Often coming across as somber or even hostile, Khorin’s rare moments of levity are marked by sarcasm and snark. She takes a cynical view of life, but clings to honor like a bad habit.
“There, that ought to do it,” the wizard Halendril grunted as he clicked the last bit of steel into its fitting. “Test it out, will you?”
Khorin complied wordlessly, thinking almost unconsciously to move the metal approximation of her old limb, raising it from his workbench and fluttering its fingers. She shot him a half-grin. “Feels perfect, old man. You have my thanks.”
Halendril snorted. “I’d rather have your coin! All the same …”
She’d spent almost a year now working to get back into fighting shape, and though she wasn’t nearly as fit as she was in her prime, she was no slouch on the battle arena, either. “I’ll have enough to pay you back with interest soon. You know I’m good for it.”
“Of course,” he replied, half-mocking. “Though I do wish you’d consider a less dangerous line of work. For one, you wouldn’t need repairs so frequently. Money saved is just as good as money earned.”
“It’s what I’m good at,” she sighed, examining the gleaming metal in the firelight. “Could you seriously picture me as a farmer? Or a fishmonger? Or, heavens forbid,” she grinned, her sharp incisors catching the light, “a seamstress?”
Halendril let out an enormous guffaw and slapped her hard of the back. It was good she had a steady frame, because the blow might have toppled a slighter woman. “No indeed, my friend, I suppose I couldn’t! Still …”
“I know,” she cut the wizard off. His concern for her well-being was touching, but having him repeat it too often made her uncomfortable. She let a moment of silence pass, then reached for her satchel. “I’d better be going. I need to get some rest before I depart tomorrow.”
“Aye, no sense in letting fatigue put you off your guard. Off with you, then!”
Khorin nodded and started for the door.
“Oh, and Khorin!” Halendril called to her.
She paused at the threshold. “Yes?”
The wizard’s normally jovial features turned somber. “The bastard may have taken your arm, but he could never take who you are. Remember, you have nothing to prove.”
Khorin grinned, a bit more warmly than she was wont. “Of course I do,” she replied. “Every damned day.”
Halendril didn’t look fully appeased, but he offered up a weak smile nonetheless. With that, she turned and set out into the night.
She chuckled to herself as a pang of sadness struck her. After all her youth living with her parents’ merchant caravan, all her years working odd jobs from town to town, taking up work as a sell-sword, and after all her years serving with the Red Raven Mercenary Guild, it took being found half-dead in a ravine by a hermetic wizard for her to finally find a friend.
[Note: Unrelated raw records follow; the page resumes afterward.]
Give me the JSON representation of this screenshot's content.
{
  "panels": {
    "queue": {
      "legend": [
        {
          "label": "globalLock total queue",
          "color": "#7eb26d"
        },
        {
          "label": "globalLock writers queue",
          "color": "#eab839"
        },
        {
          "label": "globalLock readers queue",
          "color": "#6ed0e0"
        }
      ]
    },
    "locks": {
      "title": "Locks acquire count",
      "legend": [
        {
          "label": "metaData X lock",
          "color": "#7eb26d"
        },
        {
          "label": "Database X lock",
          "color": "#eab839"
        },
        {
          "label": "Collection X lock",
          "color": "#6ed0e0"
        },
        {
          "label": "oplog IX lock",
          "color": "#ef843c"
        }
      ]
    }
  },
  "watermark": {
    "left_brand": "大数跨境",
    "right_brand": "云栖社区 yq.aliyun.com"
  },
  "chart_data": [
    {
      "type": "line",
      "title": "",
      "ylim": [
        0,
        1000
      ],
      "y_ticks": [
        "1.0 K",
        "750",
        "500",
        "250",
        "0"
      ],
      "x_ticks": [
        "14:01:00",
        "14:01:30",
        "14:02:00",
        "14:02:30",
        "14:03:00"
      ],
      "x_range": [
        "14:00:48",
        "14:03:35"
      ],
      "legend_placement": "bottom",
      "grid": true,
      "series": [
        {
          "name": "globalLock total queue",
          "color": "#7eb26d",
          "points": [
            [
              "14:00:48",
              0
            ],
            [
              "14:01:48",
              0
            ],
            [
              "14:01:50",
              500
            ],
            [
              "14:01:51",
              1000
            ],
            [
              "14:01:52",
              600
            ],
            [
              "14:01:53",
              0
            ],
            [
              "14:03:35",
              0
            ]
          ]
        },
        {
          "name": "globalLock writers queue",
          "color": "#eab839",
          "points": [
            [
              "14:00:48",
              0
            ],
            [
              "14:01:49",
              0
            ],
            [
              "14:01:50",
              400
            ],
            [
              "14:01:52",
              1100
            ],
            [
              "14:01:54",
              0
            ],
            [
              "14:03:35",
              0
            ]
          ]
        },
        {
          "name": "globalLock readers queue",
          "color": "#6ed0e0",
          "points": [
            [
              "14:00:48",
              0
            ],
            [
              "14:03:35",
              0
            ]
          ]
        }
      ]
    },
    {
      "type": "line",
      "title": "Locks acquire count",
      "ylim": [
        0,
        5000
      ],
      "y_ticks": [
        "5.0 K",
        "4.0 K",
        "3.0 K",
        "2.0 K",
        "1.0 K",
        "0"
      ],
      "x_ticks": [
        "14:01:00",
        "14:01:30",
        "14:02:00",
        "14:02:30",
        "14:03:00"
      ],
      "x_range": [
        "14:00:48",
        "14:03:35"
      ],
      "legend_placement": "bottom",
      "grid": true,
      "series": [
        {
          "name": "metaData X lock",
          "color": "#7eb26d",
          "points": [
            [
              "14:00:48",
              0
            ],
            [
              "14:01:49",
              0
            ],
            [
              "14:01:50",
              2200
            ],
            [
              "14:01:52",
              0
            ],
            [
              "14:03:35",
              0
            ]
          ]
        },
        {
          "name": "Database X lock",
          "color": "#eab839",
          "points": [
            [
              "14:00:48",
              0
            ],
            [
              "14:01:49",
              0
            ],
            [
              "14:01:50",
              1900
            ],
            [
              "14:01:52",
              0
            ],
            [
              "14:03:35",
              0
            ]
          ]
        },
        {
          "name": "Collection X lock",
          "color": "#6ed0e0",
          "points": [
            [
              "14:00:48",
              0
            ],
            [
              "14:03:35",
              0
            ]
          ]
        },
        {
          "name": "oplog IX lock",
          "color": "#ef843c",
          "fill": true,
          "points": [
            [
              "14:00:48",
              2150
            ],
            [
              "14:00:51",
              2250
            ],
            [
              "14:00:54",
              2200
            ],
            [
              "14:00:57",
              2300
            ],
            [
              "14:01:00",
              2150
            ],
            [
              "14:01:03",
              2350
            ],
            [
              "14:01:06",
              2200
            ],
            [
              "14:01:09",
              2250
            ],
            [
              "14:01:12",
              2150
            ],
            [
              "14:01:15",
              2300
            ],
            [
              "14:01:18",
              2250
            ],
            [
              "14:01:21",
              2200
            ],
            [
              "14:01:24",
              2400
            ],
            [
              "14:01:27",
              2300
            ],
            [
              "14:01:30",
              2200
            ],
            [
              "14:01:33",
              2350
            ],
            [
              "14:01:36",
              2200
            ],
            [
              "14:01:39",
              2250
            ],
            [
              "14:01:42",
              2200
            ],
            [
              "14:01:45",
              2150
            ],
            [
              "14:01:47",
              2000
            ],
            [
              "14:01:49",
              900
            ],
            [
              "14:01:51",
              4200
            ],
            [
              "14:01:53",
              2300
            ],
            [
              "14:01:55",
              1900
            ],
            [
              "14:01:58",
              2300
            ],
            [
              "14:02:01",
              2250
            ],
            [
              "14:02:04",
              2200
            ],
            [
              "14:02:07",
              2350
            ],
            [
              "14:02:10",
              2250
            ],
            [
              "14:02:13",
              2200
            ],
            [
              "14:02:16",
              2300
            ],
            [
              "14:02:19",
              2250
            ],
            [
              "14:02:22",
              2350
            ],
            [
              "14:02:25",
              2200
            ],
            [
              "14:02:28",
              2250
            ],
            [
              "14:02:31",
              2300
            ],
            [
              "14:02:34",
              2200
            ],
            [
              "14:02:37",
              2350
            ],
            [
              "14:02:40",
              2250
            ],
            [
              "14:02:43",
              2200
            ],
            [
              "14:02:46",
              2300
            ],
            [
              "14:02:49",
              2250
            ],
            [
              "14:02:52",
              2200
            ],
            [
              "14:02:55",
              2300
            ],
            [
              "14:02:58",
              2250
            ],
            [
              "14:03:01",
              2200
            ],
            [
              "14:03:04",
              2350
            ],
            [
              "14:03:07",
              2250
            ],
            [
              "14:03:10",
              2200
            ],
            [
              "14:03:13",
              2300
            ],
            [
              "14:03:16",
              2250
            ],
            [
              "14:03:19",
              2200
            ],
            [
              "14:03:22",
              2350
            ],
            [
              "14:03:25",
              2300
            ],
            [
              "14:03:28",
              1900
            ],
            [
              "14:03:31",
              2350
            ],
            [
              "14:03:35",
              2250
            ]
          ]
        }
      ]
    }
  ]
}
And now she was leaving him behind, just like all the rest.
Because her captain was out there, the man who raised her up only to strike her down and leave her to die. And he was going to pay for his betrayal.